July 24, 2006

Rice visits Beirut

By Sue Pleming

BEIRUT (Reuters) - U.S. Secretary of State Condoleezza Rice
flew unannounced to Beirut on Monday to seek a "sustainable"
ceasefire in Lebanon, where Hizbollah guerrillas were battling
an Israeli tank incursion in the south.

Rice met Prime Minister Fouad Siniora after arriving by
helicopter from Cyprus in a city pounded by Israeli air strikes
almost every day since the 13-day-old war began.

"Thank you for your courage and steadfastness," she told
Siniora, who has repeatedly pleaded for an immediate ceasefire.

There was no immediate word on the outcome of her meeting
with Siniora, which lasted more than two hours, longer than

On her way to the region, Rice said she wanted to create
conditions for a sustainable ceasefire in a war that has cost
377 dead in Lebanon and at least 37 Israeli lives in 13 days.

A U.S. official in Rice's party said she would announce aid
for Lebanon, where Israeli bombing has displaced half a million
people and wrecked installations worth an estimated $1 billion.

The government said 110,000 refugees were being housed in
642 schools and other temporary shelters across Lebanon.

"I am deeply concerned about the Lebanese people and what
they are enduring," Rice told reporters before starting talks
with Shi'ite Muslim Parliament Speaker Nabih Berri.

"I am concerned about the humanitarian situation," she
said, without giving details of any American assistance.

Berri is a pro-Syrian politician who has liaised between
Siniora and Hizbollah leaders since the war erupted.

Hizbollah said it had shot down an Israeli helicopter and
hit five tanks, inflicting casualties in fierce battles that
erupted after Israeli forces pushed north from a border

Arab television channels said two Israeli soldiers had been
killed. Israel's army reported nine wounded.

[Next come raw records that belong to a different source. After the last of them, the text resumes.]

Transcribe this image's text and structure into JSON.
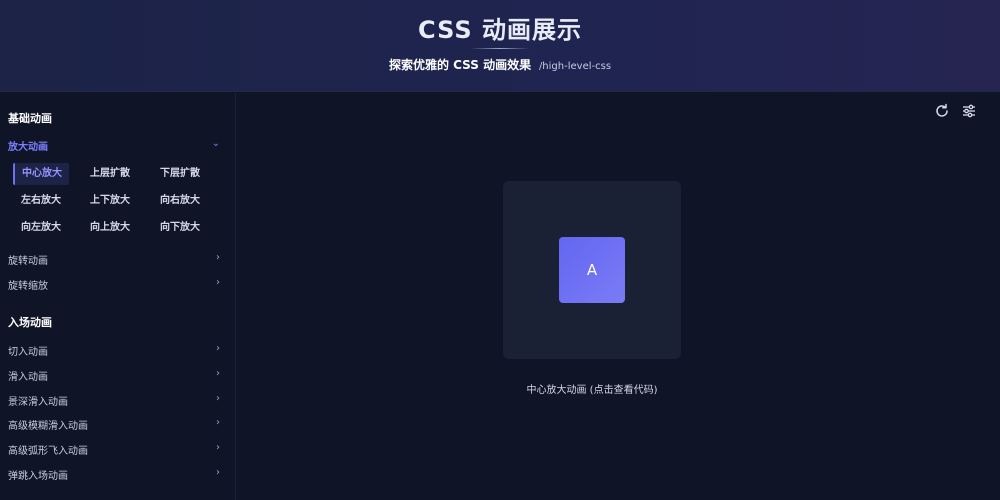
{
  "header": {
    "title": "CSS 动画展示",
    "subtitle_strong": "探索优雅的 CSS 动画效果",
    "subtitle_path": "/high-level-css"
  },
  "sidebar": {
    "groups": [
      {
        "title": "基础动画",
        "items": [
          {
            "label": "放大动画",
            "expanded": true,
            "sub_items": [
              "中心放大",
              "上层扩散",
              "下层扩散",
              "左右放大",
              "上下放大",
              "向右放大",
              "向左放大",
              "向上放大",
              "向下放大"
            ],
            "selected_sub_item": "中心放大"
          },
          {
            "label": "旋转动画"
          },
          {
            "label": "旋转缩放"
          }
        ]
      },
      {
        "title": "入场动画",
        "items": [
          {
            "label": "切入动画"
          },
          {
            "label": "滑入动画"
          },
          {
            "label": "景深滑入动画"
          },
          {
            "label": "高级模糊滑入动画"
          },
          {
            "label": "高级弧形飞入动画"
          },
          {
            "label": "弹跳入场动画"
          }
        ]
      }
    ]
  },
  "toolbar": {
    "icons": [
      "refresh-icon",
      "settings-sliders-icon"
    ]
  },
  "preview": {
    "box_letter": "A",
    "caption": "中心放大动画 (点击查看代码)"
  },
  "colors": {
    "accent": "#6366f1",
    "background": "#0f1426",
    "header_bg": "#1f2450"
  }
}
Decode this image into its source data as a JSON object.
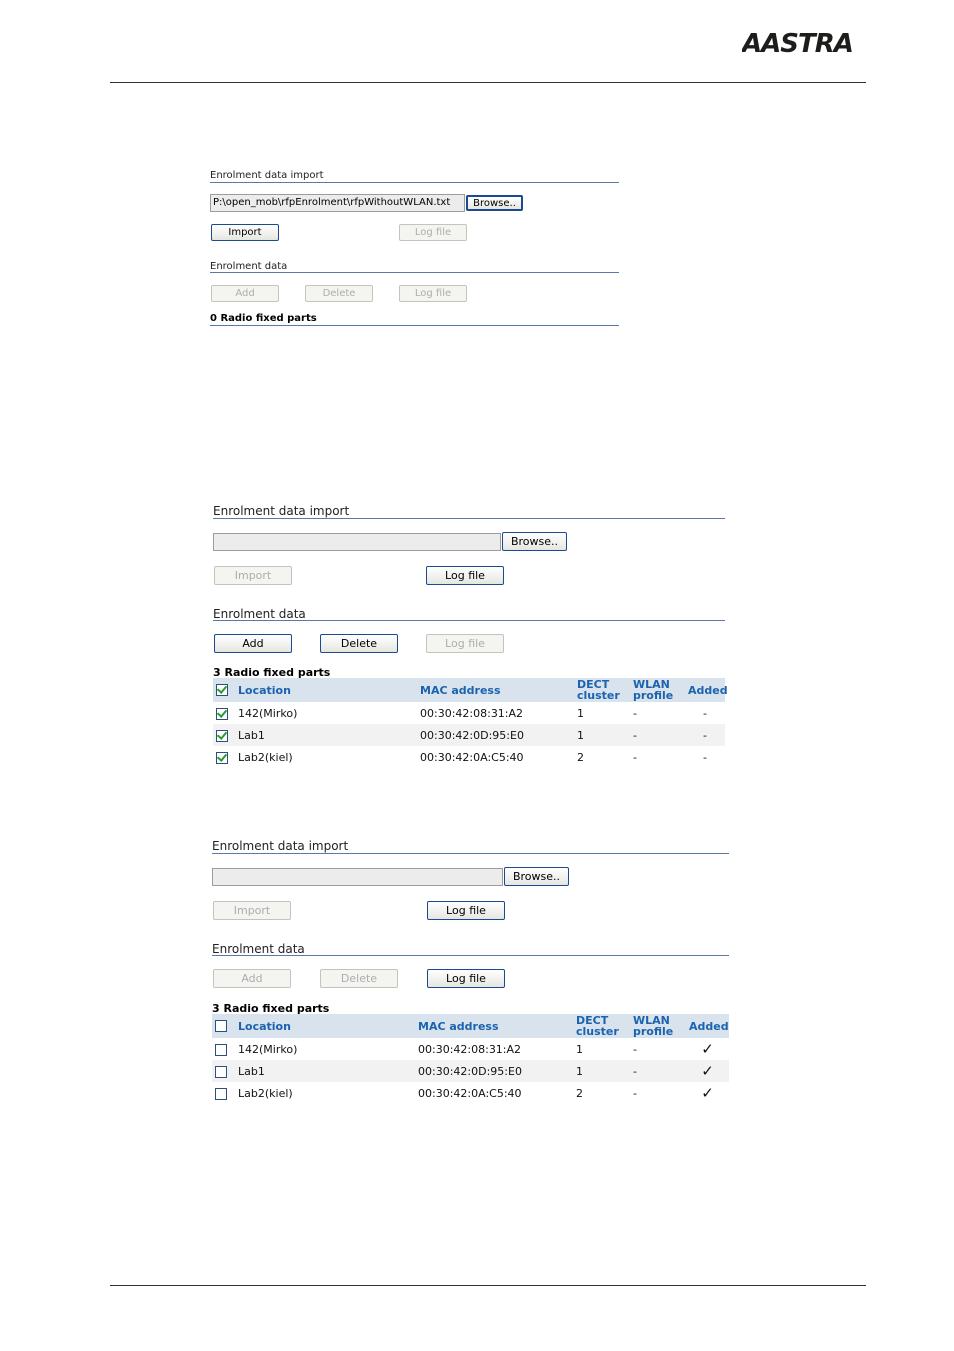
{
  "brand": {
    "logo_text": "AASTRA",
    "color": "#1d1d1b"
  },
  "panel1": {
    "import_title": "Enrolment data import",
    "file_value": "P:\\open_mob\\rfpEnrolment\\rfpWithoutWLAN.txt",
    "browse": "Browse..",
    "import": "Import",
    "logfile1": "Log file",
    "data_title": "Enrolment data",
    "add": "Add",
    "delete": "Delete",
    "logfile2": "Log file",
    "count": "0 Radio fixed parts"
  },
  "panel2": {
    "import_title": "Enrolment data import",
    "file_value": "",
    "browse": "Browse..",
    "import": "Import",
    "logfile1": "Log file",
    "data_title": "Enrolment data",
    "add": "Add",
    "delete": "Delete",
    "logfile2": "Log file",
    "count": "3 Radio fixed parts",
    "headers": {
      "location": "Location",
      "mac": "MAC address",
      "dect1": "DECT",
      "dect2": "cluster",
      "wlan1": "WLAN",
      "wlan2": "profile",
      "added": "Added"
    },
    "rows": [
      {
        "location": "142(Mirko)",
        "mac": "00:30:42:08:31:A2",
        "dect": "1",
        "wlan": "-",
        "added": "-"
      },
      {
        "location": "Lab1",
        "mac": "00:30:42:0D:95:E0",
        "dect": "1",
        "wlan": "-",
        "added": "-"
      },
      {
        "location": "Lab2(kiel)",
        "mac": "00:30:42:0A:C5:40",
        "dect": "2",
        "wlan": "-",
        "added": "-"
      }
    ]
  },
  "panel3": {
    "import_title": "Enrolment data import",
    "file_value": "",
    "browse": "Browse..",
    "import": "Import",
    "logfile1": "Log file",
    "data_title": "Enrolment data",
    "add": "Add",
    "delete": "Delete",
    "logfile2": "Log file",
    "count": "3 Radio fixed parts",
    "headers": {
      "location": "Location",
      "mac": "MAC address",
      "dect1": "DECT",
      "dect2": "cluster",
      "wlan1": "WLAN",
      "wlan2": "profile",
      "added": "Added"
    },
    "rows": [
      {
        "location": "142(Mirko)",
        "mac": "00:30:42:08:31:A2",
        "dect": "1",
        "wlan": "-",
        "added": "✓"
      },
      {
        "location": "Lab1",
        "mac": "00:30:42:0D:95:E0",
        "dect": "1",
        "wlan": "-",
        "added": "✓"
      },
      {
        "location": "Lab2(kiel)",
        "mac": "00:30:42:0A:C5:40",
        "dect": "2",
        "wlan": "-",
        "added": "✓"
      }
    ]
  }
}
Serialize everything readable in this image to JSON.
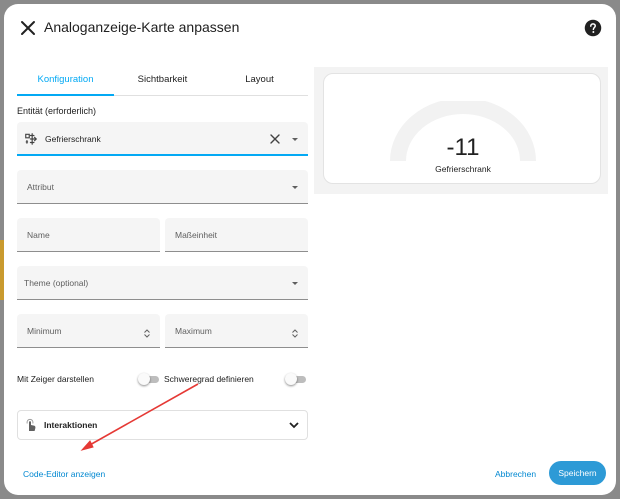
{
  "dialog": {
    "title": "Analoganzeige-Karte anpassen"
  },
  "tabs": [
    {
      "label": "Konfiguration",
      "active": true
    },
    {
      "label": "Sichtbarkeit",
      "active": false
    },
    {
      "label": "Layout",
      "active": false
    }
  ],
  "form": {
    "entity_label": "Entität (erforderlich)",
    "entity_value": "Gefrierschrank",
    "attribute_placeholder": "Attribut",
    "name_placeholder": "Name",
    "unit_placeholder": "Maßeinheit",
    "theme_placeholder": "Theme (optional)",
    "minimum_placeholder": "Minimum",
    "maximum_placeholder": "Maximum",
    "needle_toggle_label": "Mit Zeiger darstellen",
    "needle_toggle_on": false,
    "severity_toggle_label": "Schweregrad definieren",
    "severity_toggle_on": false,
    "interactions_label": "Interaktionen"
  },
  "footer": {
    "code_editor_label": "Code-Editor anzeigen",
    "cancel_label": "Abbrechen",
    "save_label": "Speichern"
  },
  "preview": {
    "value": "-11",
    "name": "Gefrierschrank"
  },
  "colors": {
    "accent": "#03a9f4",
    "save_button": "#2d9ad6",
    "annotation_arrow": "#e53935"
  },
  "icons": [
    "close-icon",
    "help-icon",
    "entity-device-icon",
    "clear-icon",
    "chevron-down-icon",
    "touch-icon"
  ]
}
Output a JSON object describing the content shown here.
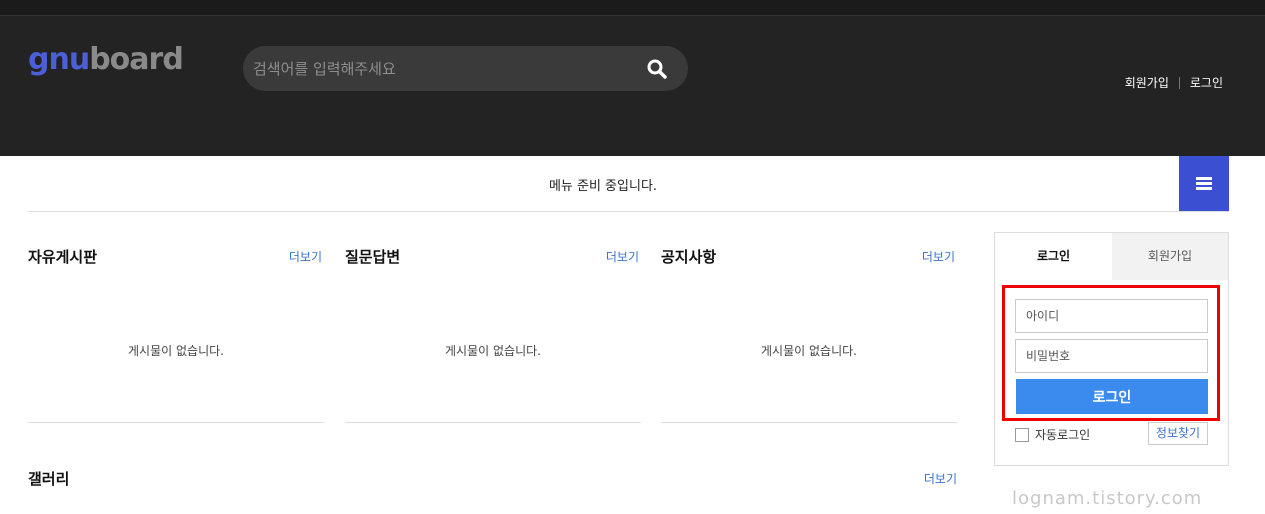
{
  "header": {
    "logo_part1": "gnu",
    "logo_part2": "board",
    "search_placeholder": "검색어를 입력해주세요",
    "links": {
      "join": "회원가입",
      "login": "로그인"
    }
  },
  "nav": {
    "message": "메뉴 준비 중입니다."
  },
  "boards": [
    {
      "title": "자유게시판",
      "more": "더보기",
      "empty": "게시물이 없습니다."
    },
    {
      "title": "질문답변",
      "more": "더보기",
      "empty": "게시물이 없습니다."
    },
    {
      "title": "공지사항",
      "more": "더보기",
      "empty": "게시물이 없습니다."
    }
  ],
  "gallery": {
    "title": "갤러리",
    "more": "더보기"
  },
  "login_box": {
    "tab_login": "로그인",
    "tab_join": "회원가입",
    "id_placeholder": "아이디",
    "pw_placeholder": "비밀번호",
    "submit": "로그인",
    "auto_login": "자동로그인",
    "find_info": "정보찾기"
  },
  "watermark": "lognam.tistory.com",
  "colors": {
    "header_bg": "#232323",
    "accent": "#3a4fd1",
    "button": "#3b8bef",
    "highlight": "#ee0000"
  },
  "icons": {
    "search": "search-icon",
    "menu": "hamburger-icon"
  }
}
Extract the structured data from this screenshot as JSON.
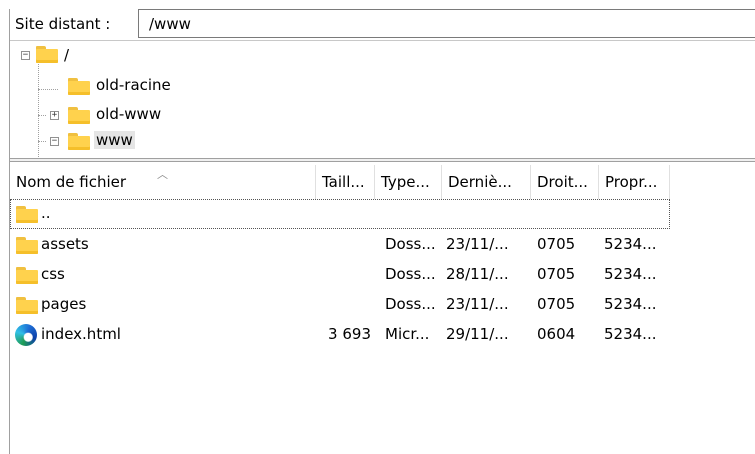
{
  "path_bar": {
    "label": "Site distant :",
    "value": "/www"
  },
  "tree": {
    "root": {
      "label": "/"
    },
    "items": [
      {
        "label": "old-racine"
      },
      {
        "label": "old-www"
      },
      {
        "label": "www"
      }
    ]
  },
  "columns": [
    "Nom de fichier",
    "Taill...",
    "Type...",
    "Derniè...",
    "Droit...",
    "Propr..."
  ],
  "files": [
    {
      "name": "..",
      "size": "",
      "type": "",
      "modified": "",
      "perms": "",
      "owner": ""
    },
    {
      "name": "assets",
      "size": "",
      "type": "Doss...",
      "modified": "23/11/...",
      "perms": "0705",
      "owner": "5234..."
    },
    {
      "name": "css",
      "size": "",
      "type": "Doss...",
      "modified": "28/11/...",
      "perms": "0705",
      "owner": "5234..."
    },
    {
      "name": "pages",
      "size": "",
      "type": "Doss...",
      "modified": "23/11/...",
      "perms": "0705",
      "owner": "5234..."
    },
    {
      "name": "index.html",
      "size": "3 693",
      "type": "Micr...",
      "modified": "29/11/...",
      "perms": "0604",
      "owner": "5234..."
    }
  ],
  "icons": {
    "folder": "folder-icon",
    "html": "edge-browser-icon"
  },
  "colors": {
    "folder": "#ffd24d",
    "selection": "#e5e5e5"
  }
}
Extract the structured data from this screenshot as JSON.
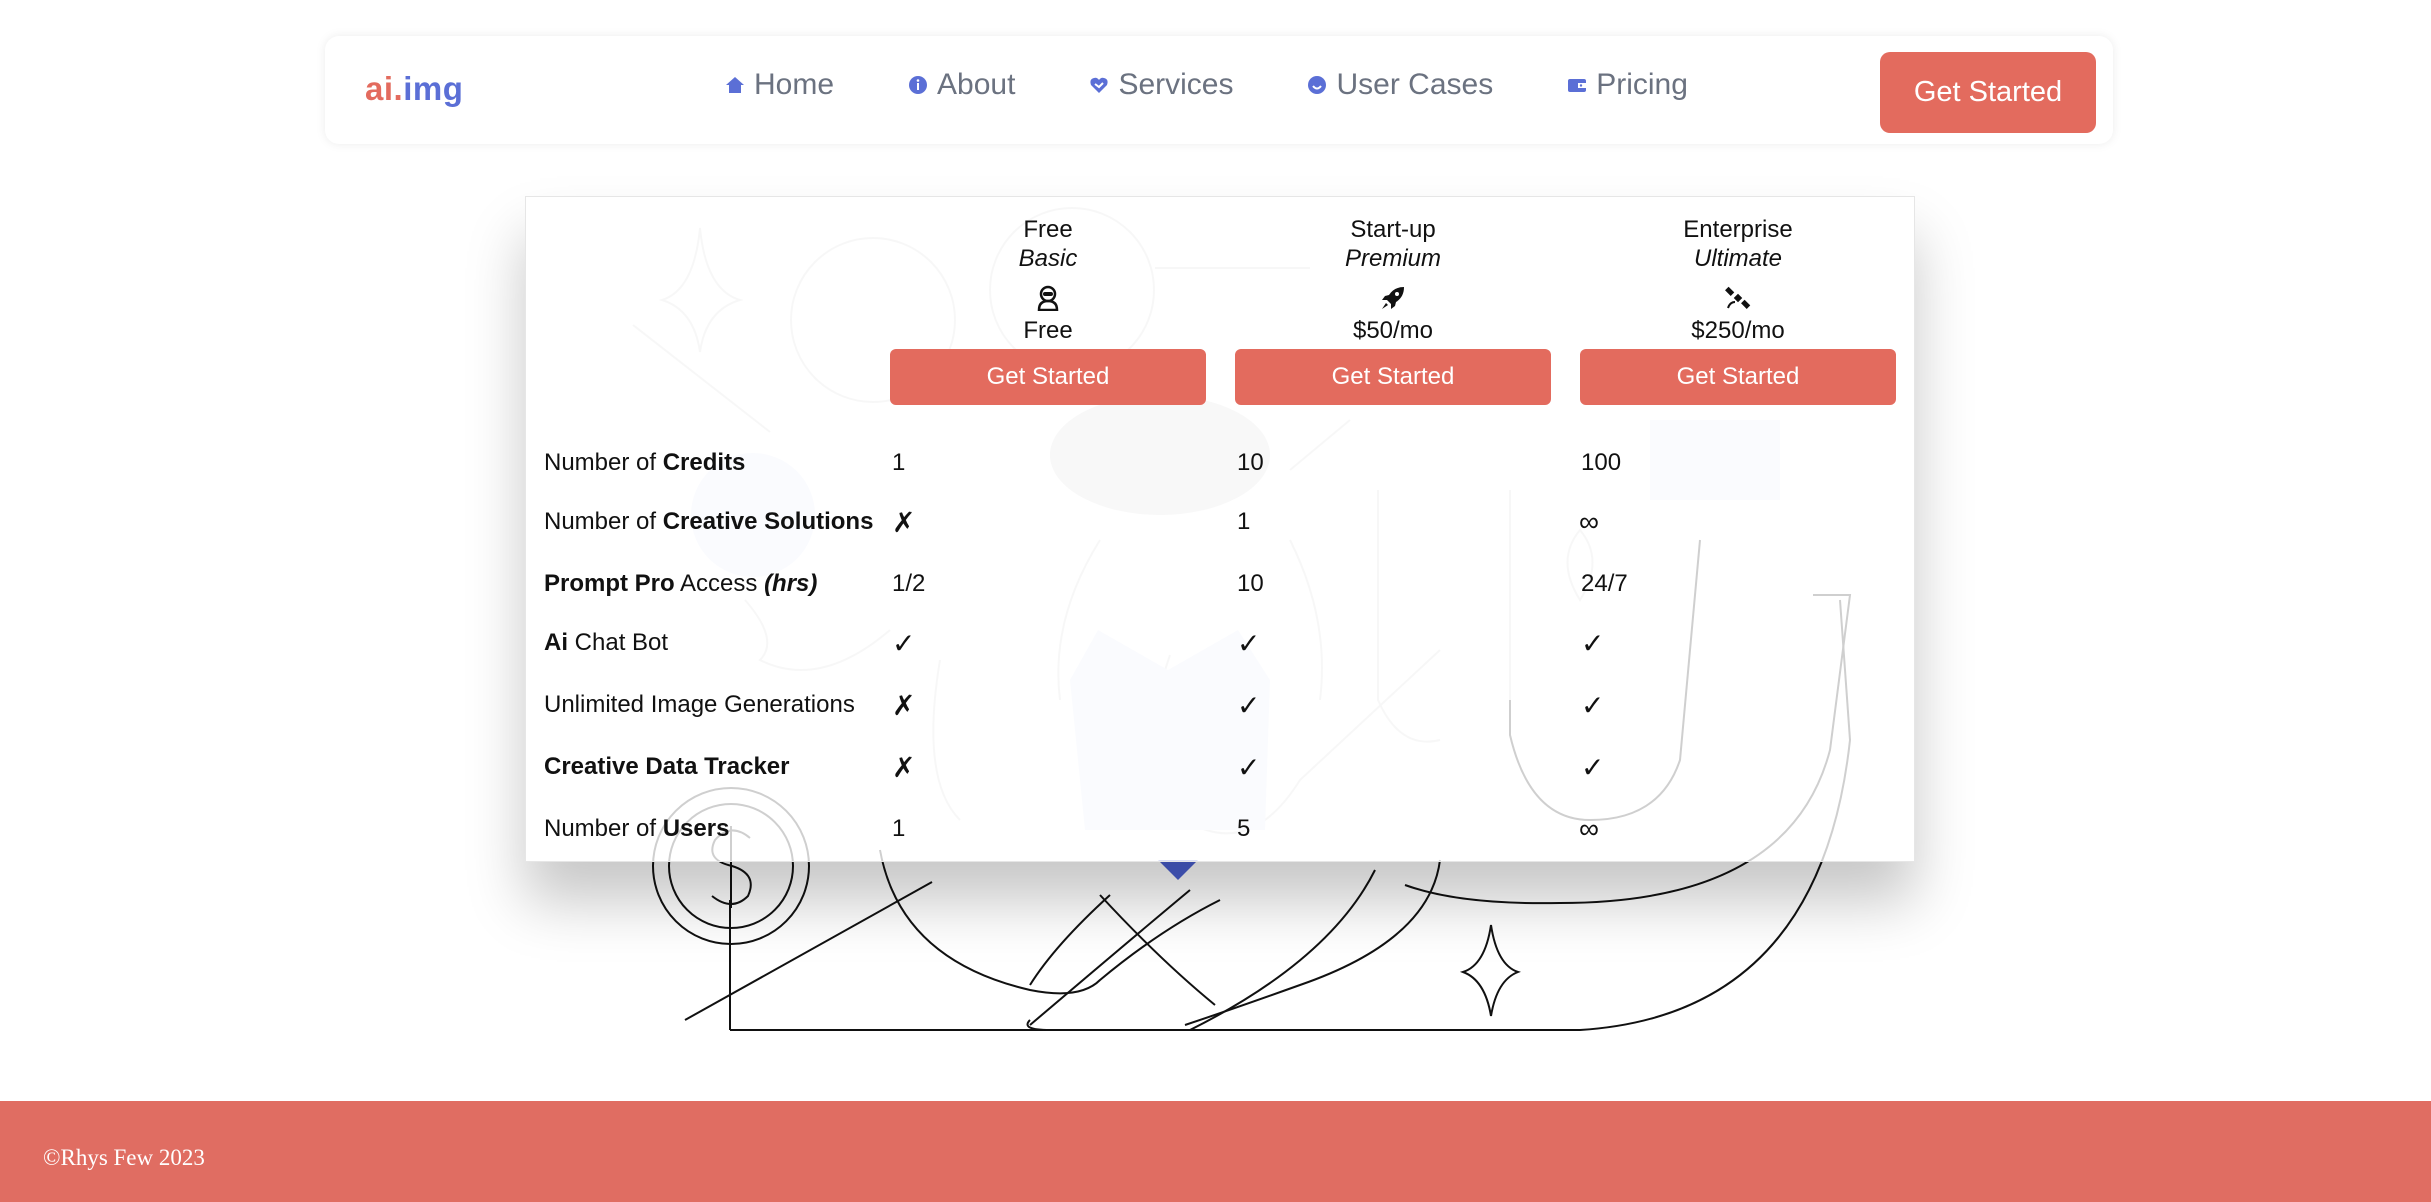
{
  "brand": {
    "part1": "ai.",
    "part2": "img"
  },
  "nav": [
    {
      "label": "Home",
      "icon": "home-icon"
    },
    {
      "label": "About",
      "icon": "info-icon"
    },
    {
      "label": "Services",
      "icon": "services-icon"
    },
    {
      "label": "User Cases",
      "icon": "user-cases-icon"
    },
    {
      "label": "Pricing",
      "icon": "wallet-icon"
    }
  ],
  "nav_cta": "Get Started",
  "plans": [
    {
      "name": "Free",
      "tier": "Basic",
      "icon": "user-astronaut-icon",
      "price": "Free",
      "cta": "Get Started"
    },
    {
      "name": "Start-up",
      "tier": "Premium",
      "icon": "rocket-icon",
      "price": "$50/mo",
      "cta": "Get Started"
    },
    {
      "name": "Enterprise",
      "tier": "Ultimate",
      "icon": "satellite-icon",
      "price": "$250/mo",
      "cta": "Get Started"
    }
  ],
  "features": [
    {
      "prefix": "Number of ",
      "bold": "Credits",
      "suffix": "",
      "values": [
        "1",
        "10",
        "100"
      ]
    },
    {
      "prefix": "Number of ",
      "bold": "Creative Solutions",
      "suffix": "",
      "values": [
        "✗",
        "1",
        "∞"
      ]
    },
    {
      "prefix": "",
      "bold": "Prompt Pro",
      "suffix": " Access ",
      "italic": "(hrs)",
      "values": [
        "1/2",
        "10",
        "24/7"
      ]
    },
    {
      "prefix": "",
      "bold": "Ai",
      "suffix": " Chat Bot",
      "values": [
        "✓",
        "✓",
        "✓"
      ]
    },
    {
      "prefix": "Unlimited Image Generations",
      "bold": "",
      "suffix": "",
      "values": [
        "✗",
        "✓",
        "✓"
      ]
    },
    {
      "prefix": "",
      "bold": "Creative Data Tracker",
      "suffix": "",
      "values": [
        "✗",
        "✓",
        "✓"
      ]
    },
    {
      "prefix": "Number of ",
      "bold": "Users",
      "suffix": "",
      "values": [
        "1",
        "5",
        "∞"
      ]
    }
  ],
  "footer": {
    "copyright": "©Rhys Few 2023"
  },
  "colors": {
    "accent": "#e36b5e",
    "brand_blue": "#5b6fd6",
    "footer": "#e06d62",
    "nav_text": "#6b7280"
  }
}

An Israeli
military source said a helicopter had crashed, but was not shot

The tank thrust toward Bint Jbeil, about 4 km (2.5 miles)
inside Lebanon, was one of several recent Israeli forays in
search of Hizbollah fighters and rocket-launchers.

Israel plans a sweep of Bint Jbeil, which army spokeswoman
Brigadier-General Miri Regev said had become a "center for
Hizbollah terrorists," adding: "We intend to clear out this
place to prevent the firing of Katyusha rockets at Israel."

The army plans to enter several other southern towns. "We
intend to go there to dismantle the terror infrastructure, kill
the terrorists and then of course leave," Regev said.

Israeli air raids killed at least seven people and wounded
50 in south Lebanon. Bombs also hit a Shi'ite area of Beirut.

Hizbollah rockets struck Haifa, Nahariya and the border
town of Shlomi, wounding at least four people.

Rockets have killed 17 Israelis since the start of the war,
launched after Hizbollah seized two Israeli soldiers in a raid
across the border on July 12. Twenty soldiers have also died.


The United States, which blames Hizbollah and its allies in
Syria and Iran for the crisis, insists any ceasefire deal must
remove the threat to Israel posed by the Shi'ite group.

Hizbollah chief Sayyed Hassan Nasrallah, who wants to swap
the two soldiers for Lebanese and Palestinians in Israeli
jails, said Israel's assaults would not stop cross-border
rocket fire.

Israel, after initially dismissing the idea, now says it
would be willing for an international force to dislodge
Hizbollah from south Lebanon and take control of Lebanon's
border with Syria to stop the guerrillas re-arming.

But just as Hizbollah has fought Israeli attempts to drive
it from the south, it would surely resist military coercion by
any international force, assuming one could be assembled.

Several European Union nations said they were ready to
contribute to a U.N. peace force for Lebanon, but EU officials
said questions remained over how it could fulfil its mission.

Siniora has said only a broad political deal will work.

This should include a prisoner swap and an Israeli pullout
from the disputed Shebaa Farms area to create conditions in
which Hizbollah could disarm and the Lebanese army take over.

Rice is also set to meet Israeli Prime Minister Ehud Olmert
and Palestinian President Mahmoud Abbas before discussing the
crisis with European and Arab officials in Rome on Wednesday.

Israel's Lebanon offensive coincided with an Israeli
military push into the Gaza Strip to try to recover a soldier
captured by Palestinian militants on June 25.

Israeli shelling killed five people and wounded several
others in the northern Gaza Strip, Palestinian witnesses said.

Israel has killed 118 Palestinians in a nearly month-long
offensive in Gaza to free the soldier and halt rocket fire.

(Additional reporting by Jerusalem bureau)